* [Problem]:
Every record, down to the last line, must be given again exactly.

Dataset rows describing interfaces:
>>>

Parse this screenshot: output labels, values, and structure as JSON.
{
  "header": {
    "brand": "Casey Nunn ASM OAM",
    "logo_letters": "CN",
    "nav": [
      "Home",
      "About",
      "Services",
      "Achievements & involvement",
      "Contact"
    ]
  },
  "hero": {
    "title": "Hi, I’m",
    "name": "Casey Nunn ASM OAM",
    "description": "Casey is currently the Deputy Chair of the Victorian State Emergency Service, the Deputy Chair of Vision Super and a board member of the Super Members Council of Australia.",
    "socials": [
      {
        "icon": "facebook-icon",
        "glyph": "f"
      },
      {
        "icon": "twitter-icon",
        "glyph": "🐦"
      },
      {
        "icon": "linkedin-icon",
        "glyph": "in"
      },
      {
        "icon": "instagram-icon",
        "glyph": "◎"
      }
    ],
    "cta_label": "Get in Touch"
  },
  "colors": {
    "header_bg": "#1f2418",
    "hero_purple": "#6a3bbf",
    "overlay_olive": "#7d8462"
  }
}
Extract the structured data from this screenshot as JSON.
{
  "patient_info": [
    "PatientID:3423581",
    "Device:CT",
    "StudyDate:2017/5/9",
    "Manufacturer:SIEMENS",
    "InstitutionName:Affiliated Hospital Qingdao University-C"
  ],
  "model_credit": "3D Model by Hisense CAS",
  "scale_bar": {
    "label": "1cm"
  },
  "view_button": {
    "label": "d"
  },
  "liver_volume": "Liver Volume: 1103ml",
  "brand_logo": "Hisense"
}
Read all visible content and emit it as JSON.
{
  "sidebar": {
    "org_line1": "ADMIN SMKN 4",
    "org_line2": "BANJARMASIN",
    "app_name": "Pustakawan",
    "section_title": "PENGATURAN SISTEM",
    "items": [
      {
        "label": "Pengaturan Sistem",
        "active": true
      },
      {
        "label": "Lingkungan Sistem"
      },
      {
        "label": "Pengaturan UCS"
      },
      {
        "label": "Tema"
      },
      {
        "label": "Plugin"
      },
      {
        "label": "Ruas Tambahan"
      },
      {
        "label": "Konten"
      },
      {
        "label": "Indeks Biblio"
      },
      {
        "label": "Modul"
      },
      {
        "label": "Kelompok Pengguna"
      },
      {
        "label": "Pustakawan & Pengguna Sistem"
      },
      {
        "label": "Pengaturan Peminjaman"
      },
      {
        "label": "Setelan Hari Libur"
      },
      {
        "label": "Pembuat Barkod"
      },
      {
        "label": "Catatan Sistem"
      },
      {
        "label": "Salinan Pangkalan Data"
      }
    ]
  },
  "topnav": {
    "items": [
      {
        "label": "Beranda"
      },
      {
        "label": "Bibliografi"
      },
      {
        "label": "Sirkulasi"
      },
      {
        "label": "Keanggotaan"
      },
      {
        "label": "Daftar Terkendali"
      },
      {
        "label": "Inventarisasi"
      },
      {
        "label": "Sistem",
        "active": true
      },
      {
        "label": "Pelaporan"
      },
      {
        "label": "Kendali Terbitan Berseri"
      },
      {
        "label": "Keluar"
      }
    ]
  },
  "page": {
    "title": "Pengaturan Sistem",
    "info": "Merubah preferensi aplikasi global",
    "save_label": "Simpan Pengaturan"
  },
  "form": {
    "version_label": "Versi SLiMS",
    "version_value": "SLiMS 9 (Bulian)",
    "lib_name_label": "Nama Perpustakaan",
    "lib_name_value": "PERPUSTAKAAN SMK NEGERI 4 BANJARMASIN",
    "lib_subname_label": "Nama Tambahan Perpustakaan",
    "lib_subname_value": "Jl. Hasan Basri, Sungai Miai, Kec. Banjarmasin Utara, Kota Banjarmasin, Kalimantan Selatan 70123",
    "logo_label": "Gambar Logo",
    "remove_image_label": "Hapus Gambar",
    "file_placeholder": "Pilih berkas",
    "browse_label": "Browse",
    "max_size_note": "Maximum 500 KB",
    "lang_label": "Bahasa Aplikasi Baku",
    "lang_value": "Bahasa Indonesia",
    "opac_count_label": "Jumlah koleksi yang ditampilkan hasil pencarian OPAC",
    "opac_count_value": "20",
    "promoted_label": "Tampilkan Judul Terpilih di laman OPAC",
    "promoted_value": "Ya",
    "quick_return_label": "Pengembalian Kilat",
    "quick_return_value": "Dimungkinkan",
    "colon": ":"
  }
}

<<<

* [Solution for this exercise]:
Parse this screenshot: output labels, values, and structure as JSON.
{
  "header": {
    "brand": "Casey Nunn ASM OAM",
    "logo_letters": "CN",
    "nav": [
      "Home",
      "About",
      "Services",
      "Achievements & involvement",
      "Contact"
    ]
  },
  "hero": {
    "title": "Hi, I’m",
    "name": "Casey Nunn ASM OAM",
    "description": "Casey is currently the Deputy Chair of the Victorian State Emergency Service, the Deputy Chair of Vision Super and a board member of the Super Members Council of Australia.",
    "socials": [
      {
        "icon": "facebook-icon",
        "glyph": "f"
      },
      {
        "icon": "twitter-icon",
        "glyph": "🐦"
      },
      {
        "icon": "linkedin-icon",
        "glyph": "in"
      },
      {
        "icon": "instagram-icon",
        "glyph": "◎"
      }
    ],
    "cta_label": "Get in Touch"
  },
  "colors": {
    "header_bg": "#1f2418",
    "hero_purple": "#6a3bbf",
    "overlay_olive": "#7d8462"
  }
}
Extract the structured data from this screenshot as JSON.
{
  "patient_info": [
    "PatientID:3423581",
    "Device:CT",
    "StudyDate:2017/5/9",
    "Manufacturer:SIEMENS",
    "InstitutionName:Affiliated Hospital Qingdao University-C"
  ],
  "model_credit": "3D Model by Hisense CAS",
  "scale_bar": {
    "label": "1cm"
  },
  "view_button": {
    "label": "d"
  },
  "liver_volume": "Liver Volume: 1103ml",
  "brand_logo": "Hisense"
}
Read all visible content and emit it as JSON.
{
  "sidebar": {
    "org_line1": "ADMIN SMKN 4",
    "org_line2": "BANJARMASIN",
    "app_name": "Pustakawan",
    "section_title": "PENGATURAN SISTEM",
    "items": [
      {
        "label": "Pengaturan Sistem",
        "active": true
      },
      {
        "label": "Lingkungan Sistem"
      },
      {
        "label": "Pengaturan UCS"
      },
      {
        "label": "Tema"
      },
      {
        "label": "Plugin"
      },
      {
        "label": "Ruas Tambahan"
      },
      {
        "label": "Konten"
      },
      {
        "label": "Indeks Biblio"
      },
      {
        "label": "Modul"
      },
      {
        "label": "Kelompok Pengguna"
      },
      {
        "label": "Pustakawan & Pengguna Sistem"
      },
      {
        "label": "Pengaturan Peminjaman"
      },
      {
        "label": "Setelan Hari Libur"
      },
      {
        "label": "Pembuat Barkod"
      },
      {
        "label": "Catatan Sistem"
      },
      {
        "label": "Salinan Pangkalan Data"
      }
    ]
  },
  "topnav": {
    "items": [
      {
        "label": "Beranda"
      },
      {
        "label": "Bibliografi"
      },
      {
        "label": "Sirkulasi"
      },
      {
        "label": "Keanggotaan"
      },
      {
        "label": "Daftar Terkendali"
      },
      {
        "label": "Inventarisasi"
      },
      {
        "label": "Sistem",
        "active": true
      },
      {
        "label": "Pelaporan"
      },
      {
        "label": "Kendali Terbitan Berseri"
      },
      {
        "label": "Keluar"
      }
    ]
  },
  "page": {
    "title": "Pengaturan Sistem",
    "info": "Merubah preferensi aplikasi global",
    "save_label": "Simpan Pengaturan"
  },
  "form": {
    "version_label": "Versi SLiMS",
    "version_value": "SLiMS 9 (Bulian)",
    "lib_name_label": "Nama Perpustakaan",
    "lib_name_value": "PERPUSTAKAAN SMK NEGERI 4 BANJARMASIN",
    "lib_subname_label": "Nama Tambahan Perpustakaan",
    "lib_subname_value": "Jl. Hasan Basri, Sungai Miai, Kec. Banjarmasin Utara, Kota Banjarmasin, Kalimantan Selatan 70123",
    "logo_label": "Gambar Logo",
    "remove_image_label": "Hapus Gambar",
    "file_placeholder": "Pilih berkas",
    "browse_label": "Browse",
    "max_size_note": "Maximum 500 KB",
    "lang_label": "Bahasa Aplikasi Baku",
    "lang_value": "Bahasa Indonesia",
    "opac_count_label": "Jumlah koleksi yang ditampilkan hasil pencarian OPAC",
    "opac_count_value": "20",
    "promoted_label": "Tampilkan Judul Terpilih di laman OPAC",
    "promoted_value": "Ya",
    "quick_return_label": "Pengembalian Kilat",
    "quick_return_value": "Dimungkinkan",
    "colon": ":"
  }
}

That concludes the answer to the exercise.